WHAT YOU WILL DO: Please return every line from the entries that has the string "registered" in it.
═══ DATASET
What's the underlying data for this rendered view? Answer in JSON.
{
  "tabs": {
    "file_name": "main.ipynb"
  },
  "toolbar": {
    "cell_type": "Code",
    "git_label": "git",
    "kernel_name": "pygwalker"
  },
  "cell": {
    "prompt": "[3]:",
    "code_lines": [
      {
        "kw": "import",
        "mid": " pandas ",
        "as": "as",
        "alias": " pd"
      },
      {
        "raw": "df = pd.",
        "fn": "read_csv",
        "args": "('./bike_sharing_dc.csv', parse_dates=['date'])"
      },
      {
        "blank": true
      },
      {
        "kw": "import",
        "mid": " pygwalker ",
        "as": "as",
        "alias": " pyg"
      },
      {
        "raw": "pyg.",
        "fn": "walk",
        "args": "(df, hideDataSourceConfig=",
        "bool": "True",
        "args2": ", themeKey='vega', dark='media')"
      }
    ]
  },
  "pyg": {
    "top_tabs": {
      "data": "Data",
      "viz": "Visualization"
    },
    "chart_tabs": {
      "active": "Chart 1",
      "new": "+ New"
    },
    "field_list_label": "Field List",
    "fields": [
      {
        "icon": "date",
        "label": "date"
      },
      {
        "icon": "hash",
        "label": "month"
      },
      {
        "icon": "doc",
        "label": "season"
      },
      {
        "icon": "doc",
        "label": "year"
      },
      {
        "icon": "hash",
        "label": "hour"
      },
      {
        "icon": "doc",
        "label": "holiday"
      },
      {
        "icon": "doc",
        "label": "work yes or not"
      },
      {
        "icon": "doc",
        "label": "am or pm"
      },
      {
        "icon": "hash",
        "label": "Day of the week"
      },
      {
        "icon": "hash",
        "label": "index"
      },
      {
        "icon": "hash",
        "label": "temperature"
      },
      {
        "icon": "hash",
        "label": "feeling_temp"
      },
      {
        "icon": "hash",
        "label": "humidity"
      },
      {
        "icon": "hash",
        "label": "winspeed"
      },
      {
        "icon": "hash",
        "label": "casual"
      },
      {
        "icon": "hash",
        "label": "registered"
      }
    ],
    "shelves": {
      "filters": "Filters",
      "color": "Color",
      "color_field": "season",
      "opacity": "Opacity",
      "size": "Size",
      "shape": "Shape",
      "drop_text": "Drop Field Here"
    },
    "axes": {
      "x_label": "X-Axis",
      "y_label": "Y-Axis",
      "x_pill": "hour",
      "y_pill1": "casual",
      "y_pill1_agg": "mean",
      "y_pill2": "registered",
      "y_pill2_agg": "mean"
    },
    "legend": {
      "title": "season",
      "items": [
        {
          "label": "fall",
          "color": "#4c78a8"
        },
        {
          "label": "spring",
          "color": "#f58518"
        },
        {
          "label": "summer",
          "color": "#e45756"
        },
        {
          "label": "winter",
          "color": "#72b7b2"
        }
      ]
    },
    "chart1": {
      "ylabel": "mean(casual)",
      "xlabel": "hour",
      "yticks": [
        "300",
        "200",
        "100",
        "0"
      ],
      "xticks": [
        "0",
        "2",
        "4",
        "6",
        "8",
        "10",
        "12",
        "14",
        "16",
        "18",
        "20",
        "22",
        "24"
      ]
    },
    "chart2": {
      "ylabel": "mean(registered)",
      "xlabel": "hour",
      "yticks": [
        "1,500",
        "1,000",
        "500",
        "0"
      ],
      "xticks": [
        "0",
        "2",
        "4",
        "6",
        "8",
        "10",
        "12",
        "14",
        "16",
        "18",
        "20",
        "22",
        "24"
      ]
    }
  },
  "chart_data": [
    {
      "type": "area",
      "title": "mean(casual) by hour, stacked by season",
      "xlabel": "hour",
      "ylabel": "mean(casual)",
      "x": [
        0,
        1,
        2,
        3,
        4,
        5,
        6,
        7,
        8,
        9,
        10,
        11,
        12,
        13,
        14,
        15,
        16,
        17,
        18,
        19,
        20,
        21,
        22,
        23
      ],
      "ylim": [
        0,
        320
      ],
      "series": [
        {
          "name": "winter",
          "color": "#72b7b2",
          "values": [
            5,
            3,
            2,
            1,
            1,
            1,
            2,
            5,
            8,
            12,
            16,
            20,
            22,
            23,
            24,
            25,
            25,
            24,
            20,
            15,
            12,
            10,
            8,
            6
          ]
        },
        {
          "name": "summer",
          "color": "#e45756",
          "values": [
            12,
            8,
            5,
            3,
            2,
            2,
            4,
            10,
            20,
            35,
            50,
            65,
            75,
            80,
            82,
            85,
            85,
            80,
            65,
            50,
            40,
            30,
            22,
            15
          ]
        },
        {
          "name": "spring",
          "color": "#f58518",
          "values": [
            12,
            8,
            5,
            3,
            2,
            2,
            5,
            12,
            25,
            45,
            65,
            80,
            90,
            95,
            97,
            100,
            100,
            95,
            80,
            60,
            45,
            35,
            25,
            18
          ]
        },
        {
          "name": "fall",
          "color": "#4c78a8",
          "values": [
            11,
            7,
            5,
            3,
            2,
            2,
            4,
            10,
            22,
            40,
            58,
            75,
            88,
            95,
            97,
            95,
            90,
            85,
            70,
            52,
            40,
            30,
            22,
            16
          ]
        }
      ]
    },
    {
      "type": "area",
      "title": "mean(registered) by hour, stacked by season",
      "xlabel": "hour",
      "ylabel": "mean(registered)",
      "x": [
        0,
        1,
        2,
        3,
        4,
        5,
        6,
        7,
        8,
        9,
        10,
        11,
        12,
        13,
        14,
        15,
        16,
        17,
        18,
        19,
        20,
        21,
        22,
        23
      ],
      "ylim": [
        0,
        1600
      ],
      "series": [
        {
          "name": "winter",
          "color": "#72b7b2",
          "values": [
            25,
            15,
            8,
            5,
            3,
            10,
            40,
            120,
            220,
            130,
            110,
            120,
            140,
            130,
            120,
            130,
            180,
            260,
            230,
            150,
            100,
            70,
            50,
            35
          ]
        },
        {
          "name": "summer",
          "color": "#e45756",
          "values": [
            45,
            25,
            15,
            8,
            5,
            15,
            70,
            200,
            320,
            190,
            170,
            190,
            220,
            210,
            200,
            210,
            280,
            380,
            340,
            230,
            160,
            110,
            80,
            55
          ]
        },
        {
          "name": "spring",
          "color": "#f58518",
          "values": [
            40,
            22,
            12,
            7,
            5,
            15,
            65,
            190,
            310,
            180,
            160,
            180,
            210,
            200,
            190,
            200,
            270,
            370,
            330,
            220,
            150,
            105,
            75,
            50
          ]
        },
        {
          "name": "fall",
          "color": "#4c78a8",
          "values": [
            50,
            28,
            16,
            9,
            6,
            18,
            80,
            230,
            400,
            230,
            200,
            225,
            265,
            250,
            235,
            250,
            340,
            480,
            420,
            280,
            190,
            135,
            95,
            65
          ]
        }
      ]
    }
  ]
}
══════
REPLY TO THE EXERCISE:
        "label": "registered"
      "y_pill2": "registered",
      "ylabel": "mean(registered)",
      "title": "mean(registered) by hour, stacked by season",
      "ylabel": "mean(registered)",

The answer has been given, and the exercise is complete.